- Opening Delimiter -

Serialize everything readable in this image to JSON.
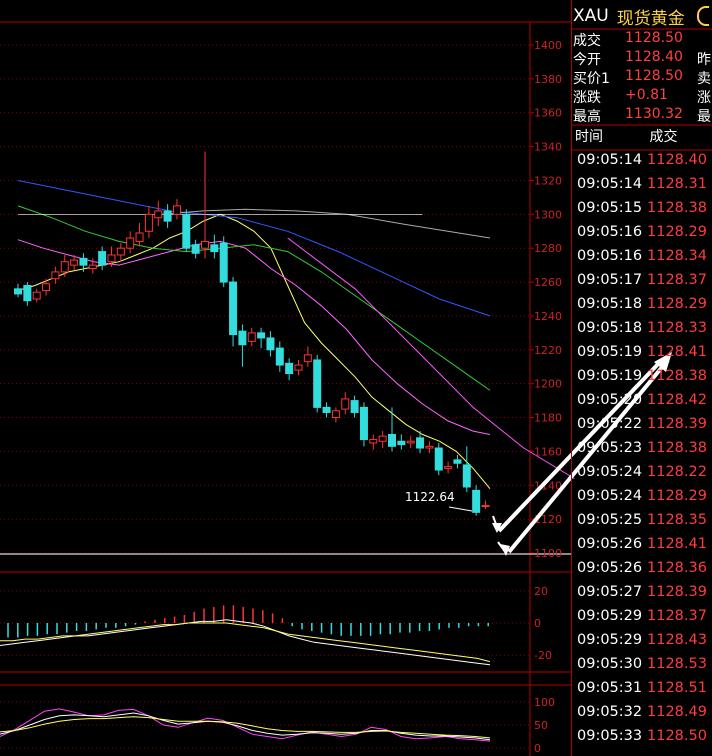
{
  "header": {
    "symbol": "XAU",
    "name": "现货黄金"
  },
  "quote": [
    {
      "label": "成交",
      "value": "1128.50",
      "extra": ""
    },
    {
      "label": "今开",
      "value": "1128.40",
      "extra": "昨"
    },
    {
      "label": "买价1",
      "value": "1128.50",
      "extra": "卖"
    },
    {
      "label": "涨跌",
      "value": "+0.81",
      "extra": "涨"
    },
    {
      "label": "最高",
      "value": "1130.32",
      "extra": "最"
    }
  ],
  "ticks_header": {
    "time": "时间",
    "price": "成交"
  },
  "ticks": [
    {
      "time": "09:05:14",
      "price": "1128.40"
    },
    {
      "time": "09:05:14",
      "price": "1128.31"
    },
    {
      "time": "09:05:15",
      "price": "1128.38"
    },
    {
      "time": "09:05:16",
      "price": "1128.29"
    },
    {
      "time": "09:05:16",
      "price": "1128.34"
    },
    {
      "time": "09:05:17",
      "price": "1128.37"
    },
    {
      "time": "09:05:18",
      "price": "1128.29"
    },
    {
      "time": "09:05:18",
      "price": "1128.33"
    },
    {
      "time": "09:05:19",
      "price": "1128.41"
    },
    {
      "time": "09:05:19",
      "price": "1128.38"
    },
    {
      "time": "09:05:20",
      "price": "1128.42"
    },
    {
      "time": "09:05:22",
      "price": "1128.39"
    },
    {
      "time": "09:05:23",
      "price": "1128.38"
    },
    {
      "time": "09:05:24",
      "price": "1128.22"
    },
    {
      "time": "09:05:24",
      "price": "1128.29"
    },
    {
      "time": "09:05:25",
      "price": "1128.35"
    },
    {
      "time": "09:05:26",
      "price": "1128.41"
    },
    {
      "time": "09:05:26",
      "price": "1128.36"
    },
    {
      "time": "09:05:27",
      "price": "1128.39"
    },
    {
      "time": "09:05:29",
      "price": "1128.37"
    },
    {
      "time": "09:05:29",
      "price": "1128.43"
    },
    {
      "time": "09:05:30",
      "price": "1128.53"
    },
    {
      "time": "09:05:31",
      "price": "1128.51"
    },
    {
      "time": "09:05:32",
      "price": "1128.49"
    },
    {
      "time": "09:05:33",
      "price": "1128.50"
    }
  ],
  "chart_data": [
    {
      "type": "candlestick",
      "y_axis_labels": [
        "1400",
        "1380",
        "1360",
        "1340",
        "1320",
        "1300",
        "1280",
        "1260",
        "1240",
        "1220",
        "1200",
        "1180",
        "1160",
        "1140",
        "1120",
        "1100"
      ],
      "ylim": [
        1100,
        1400
      ],
      "annotation": "1122.64",
      "candles": [
        {
          "o": 1256,
          "c": 1253,
          "h": 1259,
          "l": 1251
        },
        {
          "o": 1258,
          "c": 1249,
          "h": 1260,
          "l": 1246
        },
        {
          "o": 1250,
          "c": 1254,
          "h": 1256,
          "l": 1248
        },
        {
          "o": 1255,
          "c": 1259,
          "h": 1262,
          "l": 1252
        },
        {
          "o": 1262,
          "c": 1266,
          "h": 1269,
          "l": 1259
        },
        {
          "o": 1266,
          "c": 1272,
          "h": 1276,
          "l": 1263
        },
        {
          "o": 1270,
          "c": 1273,
          "h": 1276,
          "l": 1267
        },
        {
          "o": 1274,
          "c": 1270,
          "h": 1277,
          "l": 1266
        },
        {
          "o": 1268,
          "c": 1270,
          "h": 1274,
          "l": 1265
        },
        {
          "o": 1278,
          "c": 1270,
          "h": 1281,
          "l": 1267
        },
        {
          "o": 1272,
          "c": 1276,
          "h": 1281,
          "l": 1269
        },
        {
          "o": 1276,
          "c": 1280,
          "h": 1283,
          "l": 1272
        },
        {
          "o": 1280,
          "c": 1286,
          "h": 1290,
          "l": 1277
        },
        {
          "o": 1284,
          "c": 1289,
          "h": 1295,
          "l": 1281
        },
        {
          "o": 1290,
          "c": 1300,
          "h": 1305,
          "l": 1286
        },
        {
          "o": 1298,
          "c": 1302,
          "h": 1308,
          "l": 1293
        },
        {
          "o": 1302,
          "c": 1296,
          "h": 1306,
          "l": 1292
        },
        {
          "o": 1300,
          "c": 1305,
          "h": 1309,
          "l": 1297
        },
        {
          "o": 1300,
          "c": 1280,
          "h": 1303,
          "l": 1278
        },
        {
          "o": 1282,
          "c": 1277,
          "h": 1285,
          "l": 1274
        },
        {
          "o": 1280,
          "c": 1284,
          "h": 1337,
          "l": 1274
        },
        {
          "o": 1282,
          "c": 1278,
          "h": 1288,
          "l": 1274
        },
        {
          "o": 1283,
          "c": 1260,
          "h": 1287,
          "l": 1257
        },
        {
          "o": 1260,
          "c": 1229,
          "h": 1263,
          "l": 1222
        },
        {
          "o": 1231,
          "c": 1223,
          "h": 1235,
          "l": 1210
        },
        {
          "o": 1225,
          "c": 1230,
          "h": 1233,
          "l": 1222
        },
        {
          "o": 1230,
          "c": 1227,
          "h": 1233,
          "l": 1221
        },
        {
          "o": 1227,
          "c": 1220,
          "h": 1231,
          "l": 1216
        },
        {
          "o": 1221,
          "c": 1211,
          "h": 1225,
          "l": 1207
        },
        {
          "o": 1212,
          "c": 1206,
          "h": 1215,
          "l": 1202
        },
        {
          "o": 1208,
          "c": 1211,
          "h": 1214,
          "l": 1205
        },
        {
          "o": 1213,
          "c": 1217,
          "h": 1222,
          "l": 1210
        },
        {
          "o": 1214,
          "c": 1186,
          "h": 1217,
          "l": 1183
        },
        {
          "o": 1186,
          "c": 1183,
          "h": 1189,
          "l": 1180
        },
        {
          "o": 1180,
          "c": 1184,
          "h": 1186,
          "l": 1177
        },
        {
          "o": 1185,
          "c": 1191,
          "h": 1195,
          "l": 1182
        },
        {
          "o": 1190,
          "c": 1183,
          "h": 1193,
          "l": 1180
        },
        {
          "o": 1186,
          "c": 1167,
          "h": 1189,
          "l": 1163
        },
        {
          "o": 1165,
          "c": 1167,
          "h": 1170,
          "l": 1161
        },
        {
          "o": 1166,
          "c": 1169,
          "h": 1172,
          "l": 1162
        },
        {
          "o": 1170,
          "c": 1163,
          "h": 1186,
          "l": 1160
        },
        {
          "o": 1166,
          "c": 1164,
          "h": 1170,
          "l": 1161
        },
        {
          "o": 1165,
          "c": 1166,
          "h": 1169,
          "l": 1162
        },
        {
          "o": 1168,
          "c": 1162,
          "h": 1172,
          "l": 1159
        },
        {
          "o": 1162,
          "c": 1163,
          "h": 1166,
          "l": 1159
        },
        {
          "o": 1162,
          "c": 1149,
          "h": 1165,
          "l": 1146
        },
        {
          "o": 1150,
          "c": 1151,
          "h": 1154,
          "l": 1147
        },
        {
          "o": 1155,
          "c": 1153,
          "h": 1158,
          "l": 1150
        },
        {
          "o": 1152,
          "c": 1139,
          "h": 1163,
          "l": 1136
        },
        {
          "o": 1137,
          "c": 1124,
          "h": 1140,
          "l": 1122
        },
        {
          "o": 1128,
          "c": 1128,
          "h": 1131,
          "l": 1126
        }
      ],
      "ma_lines": [
        {
          "color": "#ffff66",
          "pts": [
            [
              1255,
              0
            ],
            [
              1258,
              10
            ],
            [
              1262,
              20
            ],
            [
              1266,
              30
            ],
            [
              1268,
              40
            ],
            [
              1270,
              50
            ],
            [
              1272,
              60
            ],
            [
              1276,
              70
            ],
            [
              1280,
              80
            ],
            [
              1286,
              90
            ],
            [
              1290,
              100
            ],
            [
              1296,
              110
            ],
            [
              1300,
              120
            ],
            [
              1296,
              130
            ],
            [
              1290,
              140
            ],
            [
              1280,
              150
            ],
            [
              1258,
              160
            ],
            [
              1236,
              170
            ],
            [
              1224,
              180
            ],
            [
              1214,
              190
            ],
            [
              1204,
              200
            ],
            [
              1192,
              210
            ],
            [
              1184,
              220
            ],
            [
              1176,
              230
            ],
            [
              1170,
              240
            ],
            [
              1166,
              250
            ],
            [
              1160,
              260
            ],
            [
              1150,
              270
            ],
            [
              1138,
              280
            ]
          ]
        },
        {
          "color": "#ff66ff",
          "pts": [
            [
              1285,
              0
            ],
            [
              1280,
              15
            ],
            [
              1276,
              30
            ],
            [
              1272,
              45
            ],
            [
              1270,
              60
            ],
            [
              1274,
              75
            ],
            [
              1278,
              90
            ],
            [
              1282,
              105
            ],
            [
              1284,
              120
            ],
            [
              1280,
              135
            ],
            [
              1268,
              150
            ],
            [
              1258,
              165
            ],
            [
              1246,
              180
            ],
            [
              1232,
              195
            ],
            [
              1214,
              210
            ],
            [
              1200,
              225
            ],
            [
              1188,
              240
            ],
            [
              1178,
              255
            ],
            [
              1172,
              270
            ],
            [
              1170,
              280
            ]
          ]
        },
        {
          "color": "#33cc33",
          "pts": [
            [
              1305,
              0
            ],
            [
              1298,
              20
            ],
            [
              1290,
              40
            ],
            [
              1284,
              60
            ],
            [
              1280,
              80
            ],
            [
              1278,
              100
            ],
            [
              1280,
              120
            ],
            [
              1282,
              140
            ],
            [
              1278,
              160
            ],
            [
              1266,
              180
            ],
            [
              1252,
              200
            ],
            [
              1238,
              220
            ],
            [
              1224,
              240
            ],
            [
              1210,
              260
            ],
            [
              1196,
              280
            ]
          ]
        },
        {
          "color": "#3355ff",
          "pts": [
            [
              1320,
              0
            ],
            [
              1314,
              30
            ],
            [
              1308,
              60
            ],
            [
              1302,
              90
            ],
            [
              1300,
              110
            ],
            [
              1298,
              130
            ],
            [
              1290,
              160
            ],
            [
              1278,
              190
            ],
            [
              1264,
              220
            ],
            [
              1250,
              250
            ],
            [
              1240,
              280
            ]
          ]
        },
        {
          "color": "#aaaaaa",
          "pts": [
            [
              1300,
              85
            ],
            [
              1302,
              110
            ],
            [
              1303,
              135
            ],
            [
              1302,
              165
            ],
            [
              1300,
              195
            ],
            [
              1294,
              230
            ],
            [
              1286,
              280
            ]
          ]
        },
        {
          "color": "#ff55ff",
          "pts": [
            [
              1286,
              160
            ],
            [
              1256,
              200
            ],
            [
              1216,
              240
            ],
            [
              1186,
              270
            ],
            [
              1162,
              300
            ],
            [
              1144,
              330
            ]
          ]
        },
        {
          "color": "#ffffff",
          "pts": [
            [
              1300,
              0
            ],
            [
              1300,
              240
            ]
          ]
        }
      ]
    },
    {
      "type": "bar",
      "y_axis_labels": [
        "20",
        "0",
        "-20"
      ],
      "ylim": [
        -28,
        28
      ],
      "hist": [
        -9,
        -9,
        -8,
        -8,
        -7,
        -7,
        -6,
        -5,
        -5,
        -4,
        -3,
        -3,
        -2,
        -1,
        1,
        2,
        3,
        4,
        5,
        7,
        9,
        10,
        11,
        11,
        10,
        9,
        8,
        6,
        3,
        -2,
        -4,
        -5,
        -6,
        -7,
        -8,
        -8,
        -8,
        -8,
        -7,
        -7,
        -6,
        -6,
        -5,
        -5,
        -4,
        -3,
        -3,
        -2,
        -2,
        -2
      ],
      "lines": [
        {
          "color": "#ffffff",
          "values": [
            -14,
            -13,
            -12,
            -11,
            -10,
            -9,
            -8,
            -8,
            -7,
            -6,
            -5,
            -4,
            -3,
            -2,
            -1,
            0,
            1,
            1,
            2,
            1,
            0,
            -2,
            -5,
            -8,
            -10,
            -12,
            -13,
            -14,
            -15,
            -16,
            -17,
            -18,
            -19,
            -20,
            -21,
            -22,
            -23,
            -24,
            -25,
            -26
          ]
        },
        {
          "color": "#ffff66",
          "values": [
            -11,
            -11,
            -10,
            -10,
            -9,
            -8,
            -8,
            -7,
            -6,
            -5,
            -4,
            -3,
            -2,
            -1,
            -1,
            0,
            0,
            0,
            0,
            -1,
            -2,
            -3,
            -5,
            -7,
            -8,
            -9,
            -10,
            -11,
            -12,
            -13,
            -14,
            -15,
            -16,
            -17,
            -18,
            -19,
            -20,
            -21,
            -22,
            -24
          ]
        }
      ]
    },
    {
      "type": "line",
      "y_axis_labels": [
        "100",
        "50",
        "0"
      ],
      "ylim": [
        0,
        100
      ],
      "lines": [
        {
          "color": "#ff44ff",
          "values": [
            25,
            40,
            60,
            80,
            85,
            78,
            70,
            72,
            82,
            84,
            70,
            50,
            45,
            55,
            65,
            60,
            45,
            30,
            25,
            20,
            28,
            35,
            30,
            25,
            30,
            45,
            40,
            25,
            20,
            22,
            25,
            20,
            18,
            15
          ]
        },
        {
          "color": "#ffffff",
          "values": [
            30,
            38,
            50,
            62,
            70,
            72,
            70,
            68,
            72,
            76,
            70,
            60,
            52,
            55,
            58,
            56,
            48,
            38,
            32,
            28,
            30,
            33,
            32,
            30,
            32,
            38,
            38,
            32,
            28,
            26,
            26,
            24,
            22,
            18
          ]
        },
        {
          "color": "#ffff66",
          "values": [
            35,
            38,
            44,
            52,
            58,
            62,
            64,
            64,
            66,
            68,
            66,
            62,
            58,
            58,
            58,
            57,
            54,
            48,
            42,
            38,
            36,
            36,
            35,
            34,
            34,
            36,
            37,
            34,
            32,
            30,
            28,
            27,
            25,
            22
          ]
        }
      ]
    }
  ]
}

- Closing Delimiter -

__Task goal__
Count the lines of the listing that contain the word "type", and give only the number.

__Solution__
3